**INSTRUCTIONS TO FOLLOW**
Find the word "time" in the data below and copy each line that holds it.

(Interface dataset entries)
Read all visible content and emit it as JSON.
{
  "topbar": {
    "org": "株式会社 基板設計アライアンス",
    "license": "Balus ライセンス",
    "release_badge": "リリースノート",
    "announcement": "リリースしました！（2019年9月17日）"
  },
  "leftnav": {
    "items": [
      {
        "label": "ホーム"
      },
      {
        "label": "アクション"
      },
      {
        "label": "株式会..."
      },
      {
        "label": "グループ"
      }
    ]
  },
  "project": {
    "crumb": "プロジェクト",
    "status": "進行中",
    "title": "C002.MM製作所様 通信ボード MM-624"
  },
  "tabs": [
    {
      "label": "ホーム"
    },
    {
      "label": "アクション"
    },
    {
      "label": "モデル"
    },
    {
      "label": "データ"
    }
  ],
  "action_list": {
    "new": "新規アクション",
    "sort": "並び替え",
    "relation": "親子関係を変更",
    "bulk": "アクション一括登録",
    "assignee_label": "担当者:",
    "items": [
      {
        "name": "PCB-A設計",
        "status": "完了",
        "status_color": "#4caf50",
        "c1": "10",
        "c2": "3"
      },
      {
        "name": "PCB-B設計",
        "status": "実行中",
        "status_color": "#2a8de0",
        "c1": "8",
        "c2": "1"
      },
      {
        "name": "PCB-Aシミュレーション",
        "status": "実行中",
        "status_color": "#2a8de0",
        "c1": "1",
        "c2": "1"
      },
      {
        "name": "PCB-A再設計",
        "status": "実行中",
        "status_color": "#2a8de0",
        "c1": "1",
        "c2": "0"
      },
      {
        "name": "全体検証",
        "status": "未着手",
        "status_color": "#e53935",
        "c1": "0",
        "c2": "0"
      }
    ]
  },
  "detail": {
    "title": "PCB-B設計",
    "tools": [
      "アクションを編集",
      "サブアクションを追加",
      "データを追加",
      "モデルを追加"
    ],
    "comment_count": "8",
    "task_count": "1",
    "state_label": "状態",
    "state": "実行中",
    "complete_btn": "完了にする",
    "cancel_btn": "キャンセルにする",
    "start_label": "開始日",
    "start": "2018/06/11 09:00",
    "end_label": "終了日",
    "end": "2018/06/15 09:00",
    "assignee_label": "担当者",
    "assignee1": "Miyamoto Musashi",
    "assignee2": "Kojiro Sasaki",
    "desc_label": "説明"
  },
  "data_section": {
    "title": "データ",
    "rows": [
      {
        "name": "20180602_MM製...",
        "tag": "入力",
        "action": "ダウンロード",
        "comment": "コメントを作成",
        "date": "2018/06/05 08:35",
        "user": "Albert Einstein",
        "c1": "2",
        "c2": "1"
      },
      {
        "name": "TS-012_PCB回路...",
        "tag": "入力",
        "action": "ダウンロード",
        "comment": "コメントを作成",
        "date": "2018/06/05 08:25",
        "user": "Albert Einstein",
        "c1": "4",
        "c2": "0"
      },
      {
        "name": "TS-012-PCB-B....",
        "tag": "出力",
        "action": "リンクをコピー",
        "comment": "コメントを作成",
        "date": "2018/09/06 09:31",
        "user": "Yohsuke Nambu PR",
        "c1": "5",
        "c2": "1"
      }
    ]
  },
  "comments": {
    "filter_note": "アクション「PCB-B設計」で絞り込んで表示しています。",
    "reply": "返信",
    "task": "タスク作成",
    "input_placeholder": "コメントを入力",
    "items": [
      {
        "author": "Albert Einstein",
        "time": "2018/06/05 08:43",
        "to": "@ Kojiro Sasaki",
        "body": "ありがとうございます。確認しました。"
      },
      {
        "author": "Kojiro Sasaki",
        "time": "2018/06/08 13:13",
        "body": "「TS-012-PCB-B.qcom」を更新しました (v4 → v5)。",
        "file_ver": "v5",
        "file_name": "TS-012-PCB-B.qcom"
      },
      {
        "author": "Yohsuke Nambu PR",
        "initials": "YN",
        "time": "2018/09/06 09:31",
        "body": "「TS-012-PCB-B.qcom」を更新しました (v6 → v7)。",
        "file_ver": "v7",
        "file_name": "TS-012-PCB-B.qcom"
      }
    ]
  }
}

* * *

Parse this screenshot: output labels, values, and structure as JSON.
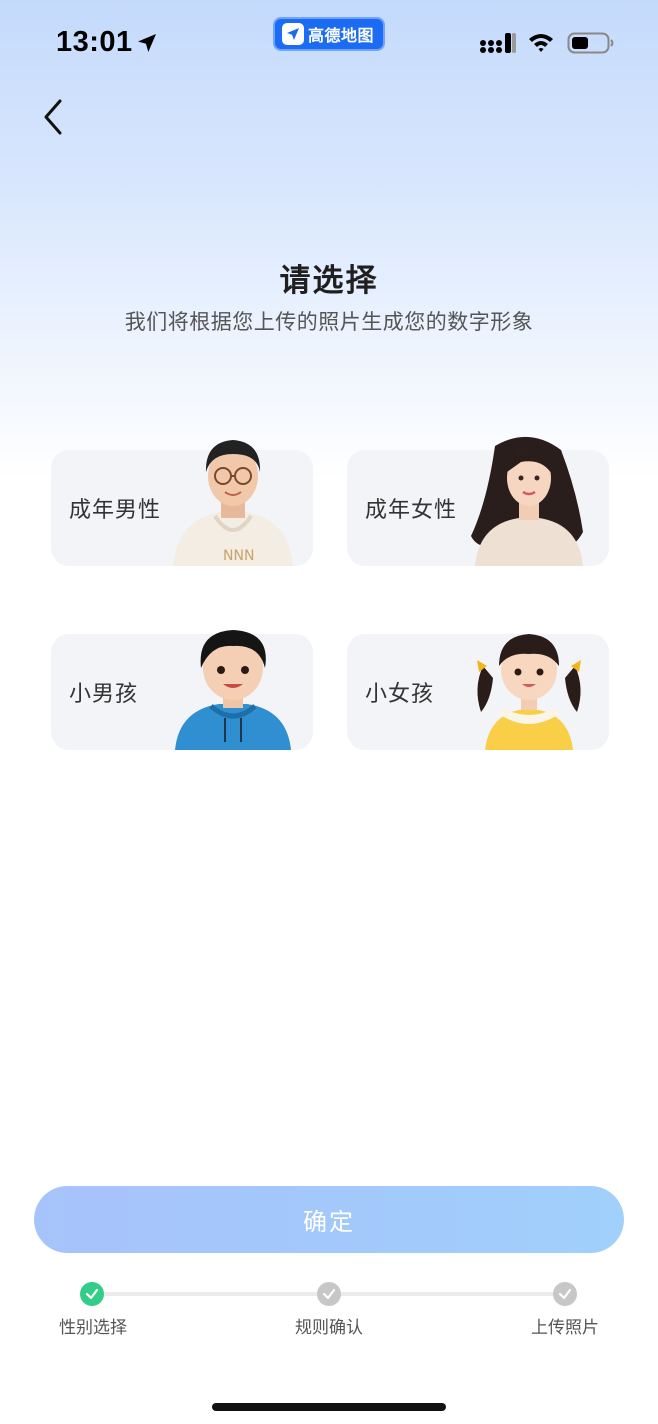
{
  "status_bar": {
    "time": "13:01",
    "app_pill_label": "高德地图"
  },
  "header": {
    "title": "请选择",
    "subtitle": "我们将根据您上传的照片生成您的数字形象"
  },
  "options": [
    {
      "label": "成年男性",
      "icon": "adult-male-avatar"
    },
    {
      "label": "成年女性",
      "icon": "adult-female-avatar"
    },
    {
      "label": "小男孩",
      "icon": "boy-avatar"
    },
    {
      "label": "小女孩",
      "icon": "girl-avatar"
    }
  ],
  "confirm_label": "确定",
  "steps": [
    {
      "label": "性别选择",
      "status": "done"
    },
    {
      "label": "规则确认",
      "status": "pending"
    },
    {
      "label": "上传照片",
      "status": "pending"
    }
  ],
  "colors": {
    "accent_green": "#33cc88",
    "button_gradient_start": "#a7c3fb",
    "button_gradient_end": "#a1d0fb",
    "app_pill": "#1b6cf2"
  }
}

**TASK RESULT**
        "time": "2018/06/05 08:43",
        "time": "2018/06/08 13:13",
        "time": "2018/09/06 09:31",
    "time": "13:01",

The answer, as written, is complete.